Horizontal tightening of upper eyelid helps with floppy eyelid syndrome

May 15, 2007

Horizontal eyelid tightening alone results in secondary improvement in the ptosis associated with floppy eyelid syndrome, according to the results of a case series in 24 eyelids of 18 patients.

Key Points

Las Vegas-In a study of patients with floppy eyelid syndrome (FES) by David Mills, MD, Andrew Harrison, MD, and Dale R. Meyer, MD, FACS, upper eyelid tightening generally resulted in secondary, quantifiable elevation of upper eyelid position and improvement in the relative ptosis in approximately 92%. Eyelash ptosis was also qualitatively improved.

"Based on the results of our study, we feel that unless the associated upper eyelid ptosis is particularly severe, it appears reasonable to perform surgical correction of FES with horizontal tightening alone as the initial treatment strategy," said Dr. Meyer, who presented results from the study at the American Academy of Ophthalmology annual meeting during a session on orbital, lacrimal, and plastic surgery.

"Secondary surgery for ptosis correction could be performed with standard techniques if indicated or requested. In this study, however, all patients were pleased with the eyelid correction and no patient requested an additional ptosis correction," continued Dr. Meyer, professor of ophthalmology at Albany Medical College, Albany, NY.

Classic case

The classic FES patient is an overweight, middle-aged male, although the syndrome occasionally may be encountered in women and non-obese individuals. Many of these patients also suffer from obstructive sleep apnea.

According to Dr. Meyer, the simplest form of treatment consists of topical lubricating or antibiotic ointments and eyelid shielding to prevent nocturnal eyelid eversion. Surgical treatment typically involves horizontal tightening of the lateral upper eyelid by full-thickness wedge resection or tarsal strip procedure. Other surgical procedures such as lateral tarsorrhaphy, anterior lamellar repositioning, or medial canthal tightening also have been described.

An association between upper eyelid ptosis and FES also has been reported. Because of this association, some surgeons combine repair of the two conditions, Dr. Meyer said.

Most studies of FES treatment have focused on improvement of the ocular surface or corneal changes. However, little information is available in the peer-reviewed literature regarding the change in eyelid position with horizontal tightening alone. Therefore, Dr. Meyer and his colleagues performed a study to examine the change in eyelid positioning following full-thickness wedge resection for FES.

In this case series, horizontal surgical tightening of the affected upper eyelid was performed in 24 eyelids of 18 patients; 13 cases involved the upper right lid and 11 the upper left. One surgeon performed all procedures at two clinical centers.

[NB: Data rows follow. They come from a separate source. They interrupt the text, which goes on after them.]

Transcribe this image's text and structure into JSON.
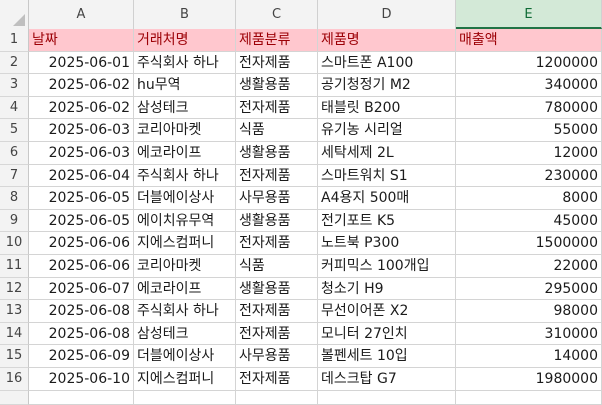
{
  "columns": [
    "A",
    "B",
    "C",
    "D",
    "E"
  ],
  "selected_column": "E",
  "header": [
    "날짜",
    "거래처명",
    "제품분류",
    "제품명",
    "매출액"
  ],
  "header_style": {
    "fill": "#ffc7ce",
    "text": "#9c0006"
  },
  "rows": [
    [
      "2025-06-01",
      "주식회사 하나",
      "전자제품",
      "스마트폰 A100",
      "1200000"
    ],
    [
      "2025-06-02",
      "hu무역",
      "생활용품",
      "공기청정기 M2",
      "340000"
    ],
    [
      "2025-06-02",
      "삼성테크",
      "전자제품",
      "태블릿 B200",
      "780000"
    ],
    [
      "2025-06-03",
      "코리아마켓",
      "식품",
      "유기농 시리얼",
      "55000"
    ],
    [
      "2025-06-03",
      "에코라이프",
      "생활용품",
      "세탁세제 2L",
      "12000"
    ],
    [
      "2025-06-04",
      "주식회사 하나",
      "전자제품",
      "스마트워치 S1",
      "230000"
    ],
    [
      "2025-06-05",
      "더블에이상사",
      "사무용품",
      "A4용지 500매",
      "8000"
    ],
    [
      "2025-06-05",
      "에이치유무역",
      "생활용품",
      "전기포트 K5",
      "45000"
    ],
    [
      "2025-06-06",
      "지에스컴퍼니",
      "전자제품",
      "노트북 P300",
      "1500000"
    ],
    [
      "2025-06-06",
      "코리아마켓",
      "식품",
      "커피믹스 100개입",
      "22000"
    ],
    [
      "2025-06-07",
      "에코라이프",
      "생활용품",
      "청소기 H9",
      "295000"
    ],
    [
      "2025-06-08",
      "주식회사 하나",
      "전자제품",
      "무선이어폰 X2",
      "98000"
    ],
    [
      "2025-06-08",
      "삼성테크",
      "전자제품",
      "모니터 27인치",
      "310000"
    ],
    [
      "2025-06-09",
      "더블에이상사",
      "사무용품",
      "볼펜세트 10입",
      "14000"
    ],
    [
      "2025-06-10",
      "지에스컴퍼니",
      "전자제품",
      "데스크탑 G7",
      "1980000"
    ]
  ],
  "row_numbers": [
    "1",
    "2",
    "3",
    "4",
    "5",
    "6",
    "7",
    "8",
    "9",
    "10",
    "11",
    "12",
    "13",
    "14",
    "15",
    "16"
  ]
}
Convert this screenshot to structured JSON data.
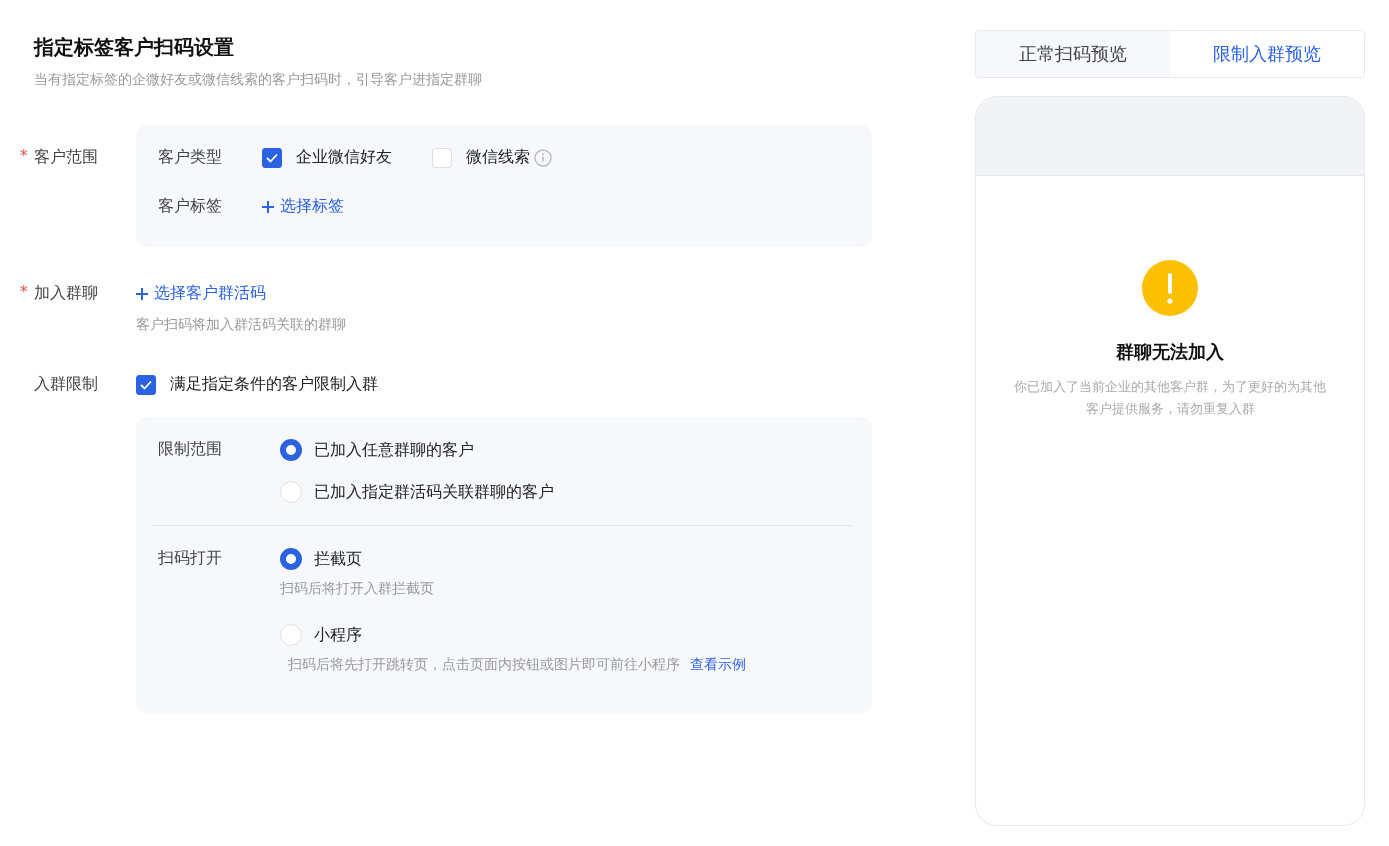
{
  "header": {
    "title": "指定标签客户扫码设置",
    "description": "当有指定标签的企微好友或微信线索的客户扫码时，引导客户进指定群聊"
  },
  "customer_scope": {
    "label": "客户范围",
    "required_mark": "*",
    "type_label": "客户类型",
    "types": [
      {
        "label": "企业微信好友",
        "checked": true,
        "info": false
      },
      {
        "label": "微信线索",
        "checked": false,
        "info": true
      }
    ],
    "tag_label": "客户标签",
    "tag_action": "选择标签"
  },
  "join_group": {
    "label": "加入群聊",
    "required_mark": "*",
    "action": "选择客户群活码",
    "hint": "客户扫码将加入群活码关联的群聊"
  },
  "limit": {
    "label": "入群限制",
    "checkbox": {
      "label": "满足指定条件的客户限制入群",
      "checked": true
    },
    "range": {
      "label": "限制范围",
      "options": [
        {
          "label": "已加入任意群聊的客户",
          "selected": true
        },
        {
          "label": "已加入指定群活码关联群聊的客户",
          "selected": false
        }
      ]
    },
    "open": {
      "label": "扫码打开",
      "options": [
        {
          "label": "拦截页",
          "selected": true,
          "hint": "扫码后将打开入群拦截页"
        },
        {
          "label": "小程序",
          "selected": false,
          "hint": "扫码后将先打开跳转页，点击页面内按钮或图片即可前往小程序",
          "link": "查看示例"
        }
      ]
    }
  },
  "preview": {
    "tabs": [
      {
        "label": "正常扫码预览",
        "selected": false
      },
      {
        "label": "限制入群预览",
        "selected": true
      }
    ],
    "title": "群聊无法加入",
    "message": "你已加入了当前企业的其他客户群，为了更好的为其他客户提供服务，请勿重复入群"
  }
}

Surgical treatment consisted of a resection performed at the junction between the lateral third and the medial third of the eyelid using a standard full-thickness pentagonal wedge incision, adjusting the amount of resection on the table for the amount of laxity present.

Preoperative and postoperative upper eyelid position margin reflex distance (MRD) was measured. Patients were seen postoperatively at 1 week and 3 months. Patients who were referred by general ophthalmologists and whose conditions were stable were returned to their care at 3 months. Those without referring ophthalmologists were scheduled for additional follow-up at 6 months and 1 year.

The mean age of the patients at the time of surgery was 56 years (range, 38 to 76), and all but one of the patients were male.

The mean preoperative MRD was 1.9 mm (±1.3 mm SD), and the mean postoperative MRD was 3.2 mm (±1.4 mm SD). The mean postoperative change in MRD was an increase of 1.3 mm (±0.7 mm SD, p < 0.001), which was highly statistically significant, Dr. Meyer said. The postoperative measurements were obtained from 3 to 12 months, with a mean of 4.6 months.

The postoperative change in MRD ranged from a decrease of –0.05 mm in one patient to an increase of 2.5 mm in another. Upper eyelid position improved in 22 of 24 lids, was unchanged in one, and was slightly worse in another.